The audience of 60-odd comprised the village priest, pradhan, the shopkeepers who had closed early for the day and Panghal’s relatives and friends. Early birds got the 25 chairs spread out, the ones after took the five charpoys. Last-minute entrants just stood eyeing any openings.
Setting up the home theatre wasn’t for the technologically challenged. Connecting three extensions, pushing out a refrigerator to act as a stand and placing a television was the easy part. The TV needed to be ‘smart’ and the operator smarter. Amit’s elder brother Ajay was in charge of switching on the mobile hotspot and finding a stable stream.
“Everybody is asking which channel the final is on,” said a flustered Ajay. “How do I explain it to them that it’s on YouTube, when their mobile phones don’t even have Internet?”
The residents of the village, the first one off the Rohtak-Jhajjar road, had spent most of the evening wishing away the menacing dark clouds. Some well-wishers came from neighbouring villages with boxes of laddoos.
To set the mood, Ajay first played a music video starring his younger brother on loop, before switching to his 2018 Asiad gold-winning bout.
Panghal lost Saturday’s final to the reigning Olympic champion, Shakhobidin Zoirov, a taller boxer with greater reach. Those closest to the television, however, would shrug off whenever Zoirov connected, and clapped at each semi-successful punch from the Indian.
The ripple effect would lead to more applause. It was hardly an atmosphere conducive to objectivity.
“Ib boxing samajh na aave manne (I don’t get boxing now),” mumbled a tau walking off. The elderly relative had earlier tried his best to keep count of the punches and spent the first round trying to figure out where the points were displayed on the screen.

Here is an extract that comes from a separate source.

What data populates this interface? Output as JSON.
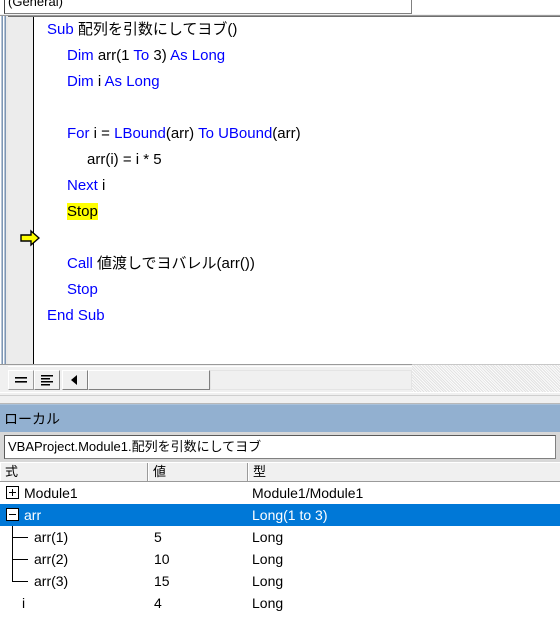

“It’s 10 minutes and then whoever wins,” he continued before turning around and addressing the deflated crowd: “Shok kyu mana rahe ho? Silver toh laaya hai na. (Why is everyone downcast? He has won silver).”

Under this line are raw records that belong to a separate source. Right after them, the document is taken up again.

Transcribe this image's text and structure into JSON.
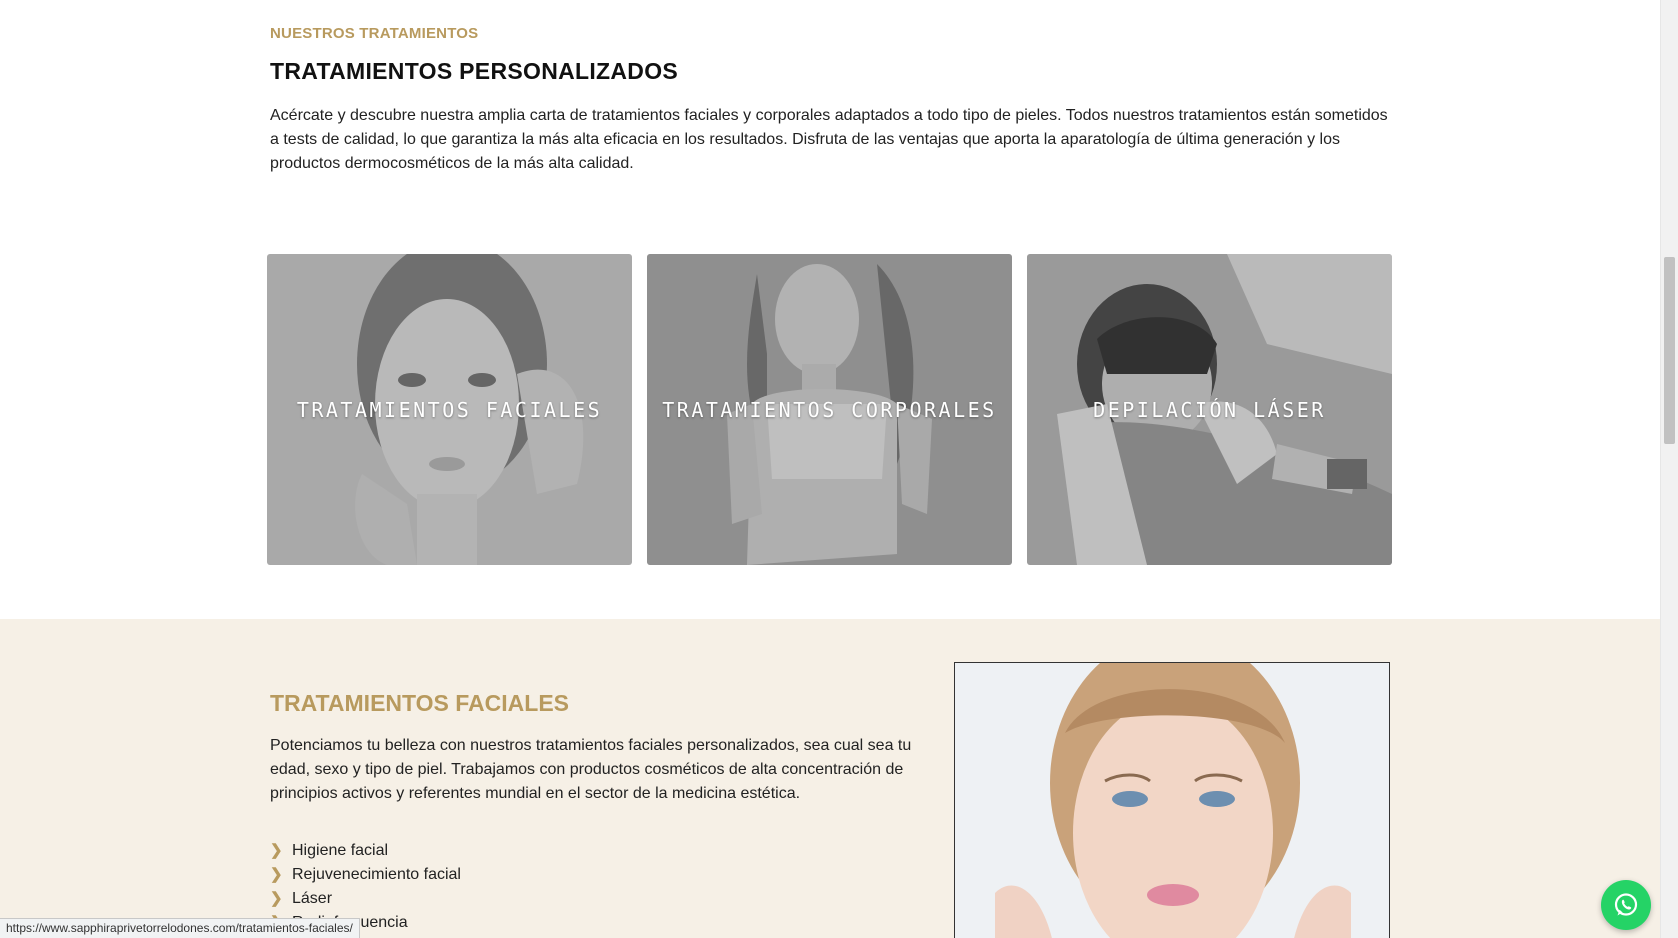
{
  "intro": {
    "eyebrow": "NUESTROS TRATAMIENTOS",
    "heading": "TRATAMIENTOS PERSONALIZADOS",
    "text": "Acércate y descubre nuestra amplia carta de tratamientos faciales y corporales adaptados a todo tipo de pieles. Todos nuestros tratamientos están sometidos a tests de calidad, lo que garantiza la más alta eficacia en los resultados. Disfruta de las ventajas que aporta la aparatología de última generación y los productos dermocosméticos de la más alta calidad."
  },
  "cards": [
    {
      "label": "TRATAMIENTOS FACIALES",
      "image": "woman-face-photo"
    },
    {
      "label": "TRATAMIENTOS CORPORALES",
      "image": "woman-body-photo"
    },
    {
      "label": "DEPILACIÓN LÁSER",
      "image": "laser-treatment-photo"
    }
  ],
  "facial": {
    "title": "TRATAMIENTOS FACIALES",
    "text": "Potenciamos tu belleza con nuestros tratamientos faciales personalizados, sea cual sea tu edad, sexo y tipo de piel. Trabajamos con productos cosméticos de alta concentración de principios activos y referentes mundial en el sector de la medicina estética.",
    "items": [
      "Higiene facial",
      "Rejuvenecimiento facial",
      "Láser",
      "Radiofrecuencia"
    ],
    "image": "woman-portrait-photo"
  },
  "status_url": "https://www.sapphiraprivetorrelodones.com/tratamientos-faciales/",
  "whatsapp_icon": "whatsapp-icon",
  "colors": {
    "accent": "#b89a5e",
    "section_bg": "#f6f0e6",
    "whatsapp": "#25d366"
  }
}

Earlier, Ajay broke up the hookah baithak doubling as the welcoming party, and asked them to gather around a table. He then emptied a bag on the table, displaying all its riches: his brother’s career medal haul.
Mother Usha Rani stood quietly identifying the medals to her friends. “That one from the Commonwealth Games is very important.”
Usha later admitted nothing gives her more joy and pride than revelling in her son’s success. “Everybody loved him. But they would always tell me. He’s so naughty. Keep him in control. They’d complain a lot,” she said. “He was born premature, and was a sickly child. He was weak, but was extremely naughty. Looting kites, playing marbles… He would silently crouch behind people and scare them with cat noises.”
Harmless childhood pranks, till Usha retells a story. “Once his aunt, who lives across the street, was cooking something on a chulha. Amit scared her and she almost fell on the fire.”
Usha would always shield her son from the enraged; she also tried shielding him from boxing.
“He took up boxing and assured me that he would keep studying. But his tuition classes and boxing were both at 4 pm. So I told him he can’t box anymore,” said Usha. “Then his fellow trainees came by and asked me to let him box, that he would be a big boxer one day. To be honest, I was also worried because he was a weak child. And I was worried he would get hurt.”
She still winces whenever Panghal gets punched.
The crowd disperses soon after the bout. Some stick around, consoling and cheering the household. Usha takes forced bites of a laddoo while Ajay sees the visitors off. Eyes already bloodshot, he quivers and looks for silver linings.
“The opponent was good too. You can’t take anything away from him. But I also remember that even at Commonwealth Games Amit won a silver,” he says, recalling a performance which was followed by gold at Asian Games and Championships. “Ab iss silver ki khunnas Tokyo me niklegi (The frustration of winning only a silver will push him at the Tokyo Olympics).”